ODESSA, June 03. /ITAR-TASS/. Ukraine's parliamentary commission investigating riots and bloodshed in the city of Odessa has requested to extend the investigation deadline due to a large amount of work.
On May 2, militants from Ukraine's ultranationalist Right Sector and the so-called Maidan's self-defense torched the House of Trade Unions and tents in the Kulikovo filed, where city residents had been gathering signatures for Ukraine's federalization and demanding the state status for the Russian language. Forty eight people were killed and another 200 were wounded. Some Ukrainian politicians said the Kiev authorities had understated the number of victims which might exceed 100.

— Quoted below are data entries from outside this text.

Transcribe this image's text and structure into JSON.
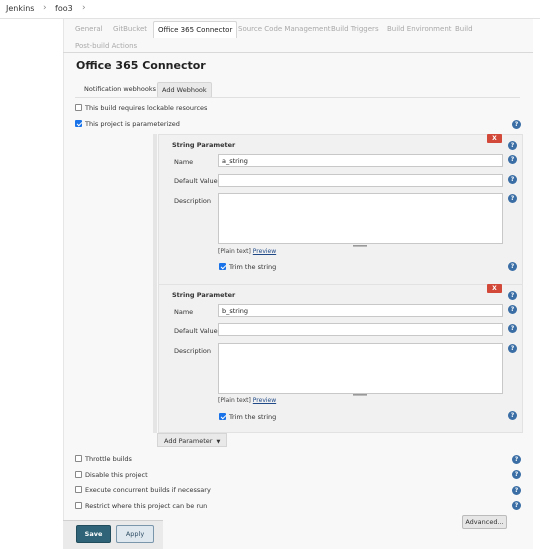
{
  "breadcrumb": {
    "items": [
      "Jenkins",
      "foo3"
    ],
    "separator": "›"
  },
  "tabs": [
    {
      "label": "General",
      "active": false
    },
    {
      "label": "GitBucket",
      "active": false
    },
    {
      "label": "Office 365 Connector",
      "active": true
    },
    {
      "label": "Source Code Management",
      "active": false
    },
    {
      "label": "Build Triggers",
      "active": false
    },
    {
      "label": "Build Environment",
      "active": false
    },
    {
      "label": "Build",
      "active": false
    },
    {
      "label": "Post-build Actions",
      "active": false
    }
  ],
  "section": {
    "title": "Office 365 Connector",
    "subtabs": [
      {
        "label": "Notification webhooks",
        "active": false
      },
      {
        "label": "Add Webhook",
        "active": true
      }
    ]
  },
  "options": {
    "lockable": {
      "label": "This build requires lockable resources",
      "checked": false
    },
    "parameterized": {
      "label": "This project is parameterized",
      "checked": true
    }
  },
  "parameters": [
    {
      "header": "String Parameter",
      "delete_label": "X",
      "name_label": "Name",
      "name_value": "a_string",
      "default_label": "Default Value",
      "default_value": "",
      "description_label": "Description",
      "plain_text": "[Plain text]",
      "preview": "Preview",
      "trim_label": "Trim the string",
      "trim_checked": true
    },
    {
      "header": "String Parameter",
      "delete_label": "X",
      "name_label": "Name",
      "name_value": "b_string",
      "default_label": "Default Value",
      "default_value": "",
      "description_label": "Description",
      "plain_text": "[Plain text]",
      "preview": "Preview",
      "trim_label": "Trim the string",
      "trim_checked": true
    }
  ],
  "add_parameter_label": "Add Parameter",
  "more_options": [
    {
      "label": "Throttle builds",
      "checked": false
    },
    {
      "label": "Disable this project",
      "checked": false
    },
    {
      "label": "Execute concurrent builds if necessary",
      "checked": false
    },
    {
      "label": "Restrict where this project can be run",
      "checked": false
    }
  ],
  "advanced_label": "Advanced...",
  "buttons": {
    "save": "Save",
    "apply": "Apply"
  },
  "help_glyph": "?",
  "colors": {
    "accent": "#2f6478",
    "delete": "#d24939",
    "help": "#3a6ea5",
    "link": "#204a87"
  }
}
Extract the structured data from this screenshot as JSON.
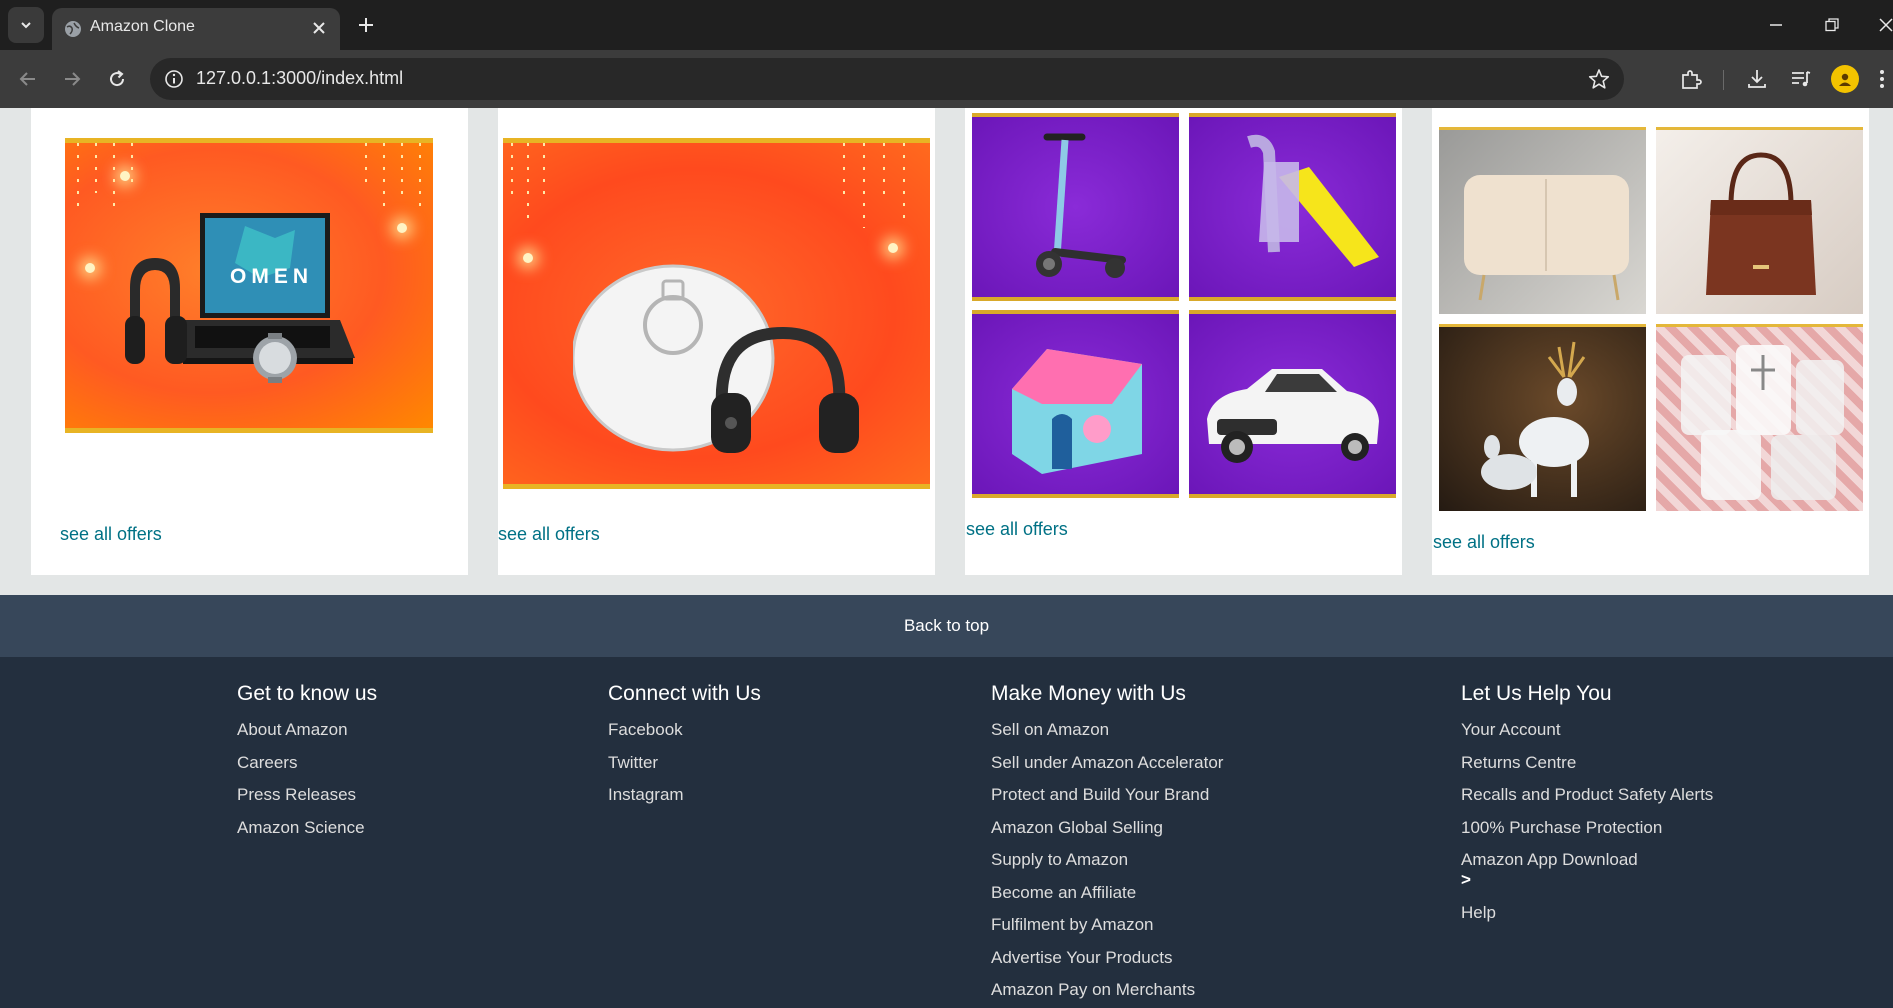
{
  "browser": {
    "tab_title": "Amazon Clone",
    "url": "127.0.0.1:3000/index.html"
  },
  "cards": [
    {
      "product": "OMEN",
      "link": "see all offers"
    },
    {
      "link": "see all offers"
    },
    {
      "link": "see all offers"
    },
    {
      "link": "see all offers"
    }
  ],
  "footer": {
    "back_to_top": "Back to top",
    "columns": [
      {
        "heading": "Get to know us",
        "links": [
          "About Amazon",
          "Careers",
          "Press Releases",
          "Amazon Science"
        ]
      },
      {
        "heading": "Connect with Us",
        "links": [
          "Facebook",
          "Twitter",
          "Instagram"
        ]
      },
      {
        "heading": "Make Money with Us",
        "links": [
          "Sell on Amazon",
          "Sell under Amazon Accelerator",
          "Protect and Build Your Brand",
          "Amazon Global Selling",
          "Supply to Amazon",
          "Become an Affiliate",
          "Fulfilment by Amazon",
          "Advertise Your Products",
          "Amazon Pay on Merchants"
        ]
      },
      {
        "heading": "Let Us Help You",
        "links": [
          "Your Account",
          "Returns Centre",
          "Recalls and Product Safety Alerts",
          "100% Purchase Protection",
          "Amazon App Download",
          "Help"
        ],
        "chevron": ">"
      }
    ]
  },
  "colors": {
    "link": "#007185",
    "footer_bg": "#232f3e",
    "back_to_top_bg": "#37475a",
    "page_bg": "#e3e6e6"
  }
}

"The investigation is continuing, but it's clear that it cannot be finished quickly, not with so many suspects and persons involved. Wrapping up the commission's work in two weeks would look odd at the very least, and put in doubt our initial goal — to know the truth," Svetlana Fabrikant, Secretary of the Commission, said on Tuesday.
Police said they suspected some 50 persons of involvement in the riots. "Forty people have been placed under house arrest, and another 13 are in custody," Grigory Mamka, deputy head of the Interior Ministry’s Main Investigation Department (GSU), said. "Also, several suspects have been convoyed from Odessa to Kiev. Prosecutors demanded their custody, but a court ruled in favor of their house arrest."
Investigators have already questioned more than 340 people, and some 80 expert examinations will be carried out to find the cause of people's deaths at the Odessa House of Trade Unions. One body has not been identified yet.
Videos taken by both sides are being examined for the sake of objectivity. Police are identifying activists and persons who carried firearms and who were using them, according to Mamka.
The main findings are expected by mid-June. Mamka noted that some citizens who had requested medical assistance after the Odessa riots lied about their identity.
"Although the police are establishing their identities, some victims refuse to give evidence. These are mostly people who were beaten up," the GSU official said. "We do have this problem, but we still try to question them as witnesses."